**** Record set

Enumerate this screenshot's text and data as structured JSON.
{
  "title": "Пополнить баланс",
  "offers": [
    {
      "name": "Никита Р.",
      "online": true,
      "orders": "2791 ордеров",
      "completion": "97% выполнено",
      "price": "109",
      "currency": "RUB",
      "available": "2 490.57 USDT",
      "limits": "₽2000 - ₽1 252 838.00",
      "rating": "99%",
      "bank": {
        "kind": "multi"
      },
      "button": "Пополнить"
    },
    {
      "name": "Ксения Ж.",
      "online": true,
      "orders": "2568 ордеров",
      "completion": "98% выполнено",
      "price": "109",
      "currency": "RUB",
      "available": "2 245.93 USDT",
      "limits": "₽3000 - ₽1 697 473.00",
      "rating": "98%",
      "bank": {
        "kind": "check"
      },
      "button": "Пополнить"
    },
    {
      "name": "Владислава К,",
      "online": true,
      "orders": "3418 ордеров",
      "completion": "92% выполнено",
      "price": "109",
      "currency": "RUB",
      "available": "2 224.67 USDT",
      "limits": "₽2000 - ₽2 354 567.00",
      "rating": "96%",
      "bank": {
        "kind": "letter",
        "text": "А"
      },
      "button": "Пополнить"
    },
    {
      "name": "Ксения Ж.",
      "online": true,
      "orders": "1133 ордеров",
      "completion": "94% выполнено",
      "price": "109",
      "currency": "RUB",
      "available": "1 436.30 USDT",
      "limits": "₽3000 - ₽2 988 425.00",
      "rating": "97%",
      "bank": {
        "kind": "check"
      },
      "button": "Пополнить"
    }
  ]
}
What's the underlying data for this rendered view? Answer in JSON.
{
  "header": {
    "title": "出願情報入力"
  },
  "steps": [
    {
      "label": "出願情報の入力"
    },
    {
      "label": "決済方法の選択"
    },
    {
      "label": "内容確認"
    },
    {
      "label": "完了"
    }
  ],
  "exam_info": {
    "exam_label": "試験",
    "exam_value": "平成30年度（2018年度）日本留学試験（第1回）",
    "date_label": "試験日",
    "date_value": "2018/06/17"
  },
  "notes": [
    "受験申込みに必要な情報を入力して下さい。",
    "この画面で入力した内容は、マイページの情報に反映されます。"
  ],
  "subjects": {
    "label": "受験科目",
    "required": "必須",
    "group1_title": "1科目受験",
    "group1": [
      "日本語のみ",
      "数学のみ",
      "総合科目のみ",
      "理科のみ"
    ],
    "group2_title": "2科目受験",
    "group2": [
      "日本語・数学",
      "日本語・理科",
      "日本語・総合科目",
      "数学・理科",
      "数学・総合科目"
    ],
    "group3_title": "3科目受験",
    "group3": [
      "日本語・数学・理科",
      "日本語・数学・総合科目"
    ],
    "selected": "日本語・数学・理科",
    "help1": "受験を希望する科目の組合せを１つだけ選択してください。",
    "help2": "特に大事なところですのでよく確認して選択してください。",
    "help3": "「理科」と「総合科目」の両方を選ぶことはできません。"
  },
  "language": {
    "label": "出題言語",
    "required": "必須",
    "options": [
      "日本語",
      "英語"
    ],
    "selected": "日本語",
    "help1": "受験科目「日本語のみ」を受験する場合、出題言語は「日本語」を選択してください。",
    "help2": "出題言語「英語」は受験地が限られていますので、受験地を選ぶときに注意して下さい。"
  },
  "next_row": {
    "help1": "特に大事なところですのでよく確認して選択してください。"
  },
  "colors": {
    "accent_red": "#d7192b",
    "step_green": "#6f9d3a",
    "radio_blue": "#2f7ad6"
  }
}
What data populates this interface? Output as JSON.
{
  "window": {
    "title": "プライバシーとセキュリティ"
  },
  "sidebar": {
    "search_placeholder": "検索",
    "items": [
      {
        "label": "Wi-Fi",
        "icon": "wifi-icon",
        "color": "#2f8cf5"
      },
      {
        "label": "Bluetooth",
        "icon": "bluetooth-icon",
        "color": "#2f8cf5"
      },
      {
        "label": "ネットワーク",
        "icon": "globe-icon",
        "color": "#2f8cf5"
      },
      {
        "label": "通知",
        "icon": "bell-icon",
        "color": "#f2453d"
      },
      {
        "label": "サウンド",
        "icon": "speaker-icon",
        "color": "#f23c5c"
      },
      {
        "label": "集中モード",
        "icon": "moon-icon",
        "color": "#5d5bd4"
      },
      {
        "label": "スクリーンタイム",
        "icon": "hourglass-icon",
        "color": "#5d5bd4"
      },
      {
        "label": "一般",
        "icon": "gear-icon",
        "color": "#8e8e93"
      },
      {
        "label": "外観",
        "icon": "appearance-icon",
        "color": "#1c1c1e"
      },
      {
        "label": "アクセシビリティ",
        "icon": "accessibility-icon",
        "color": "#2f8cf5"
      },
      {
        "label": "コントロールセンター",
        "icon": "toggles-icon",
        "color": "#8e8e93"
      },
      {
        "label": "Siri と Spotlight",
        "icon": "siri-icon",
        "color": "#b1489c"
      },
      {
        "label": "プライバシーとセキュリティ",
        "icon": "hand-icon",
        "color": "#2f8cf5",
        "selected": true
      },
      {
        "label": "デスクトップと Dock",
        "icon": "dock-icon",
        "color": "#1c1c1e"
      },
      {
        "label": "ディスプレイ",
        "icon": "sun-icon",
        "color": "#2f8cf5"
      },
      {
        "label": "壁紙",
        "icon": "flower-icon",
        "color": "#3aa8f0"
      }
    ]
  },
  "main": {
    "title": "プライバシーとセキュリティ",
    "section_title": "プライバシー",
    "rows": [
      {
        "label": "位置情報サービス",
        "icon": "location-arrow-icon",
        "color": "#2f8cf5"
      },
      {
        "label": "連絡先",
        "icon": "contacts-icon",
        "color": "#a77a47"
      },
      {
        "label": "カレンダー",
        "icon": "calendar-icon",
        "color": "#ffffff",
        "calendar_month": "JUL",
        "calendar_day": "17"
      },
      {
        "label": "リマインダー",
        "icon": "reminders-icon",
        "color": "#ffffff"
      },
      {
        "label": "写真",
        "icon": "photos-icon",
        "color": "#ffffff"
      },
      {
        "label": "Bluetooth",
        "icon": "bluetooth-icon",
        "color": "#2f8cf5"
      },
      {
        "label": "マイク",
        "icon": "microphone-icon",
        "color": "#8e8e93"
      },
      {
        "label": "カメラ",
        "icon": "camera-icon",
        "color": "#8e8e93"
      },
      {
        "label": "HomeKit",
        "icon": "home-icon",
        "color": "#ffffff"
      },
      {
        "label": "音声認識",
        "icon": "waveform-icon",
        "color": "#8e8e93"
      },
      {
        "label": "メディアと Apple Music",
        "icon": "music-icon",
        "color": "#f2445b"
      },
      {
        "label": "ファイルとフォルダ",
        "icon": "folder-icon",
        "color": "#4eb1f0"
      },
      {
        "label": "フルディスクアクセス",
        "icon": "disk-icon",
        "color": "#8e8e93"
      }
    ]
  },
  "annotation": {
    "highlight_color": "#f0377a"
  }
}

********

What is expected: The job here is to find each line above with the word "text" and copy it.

Problem solution:
Enumerate this screenshot's text and data as structured JSON.
        "text": "А"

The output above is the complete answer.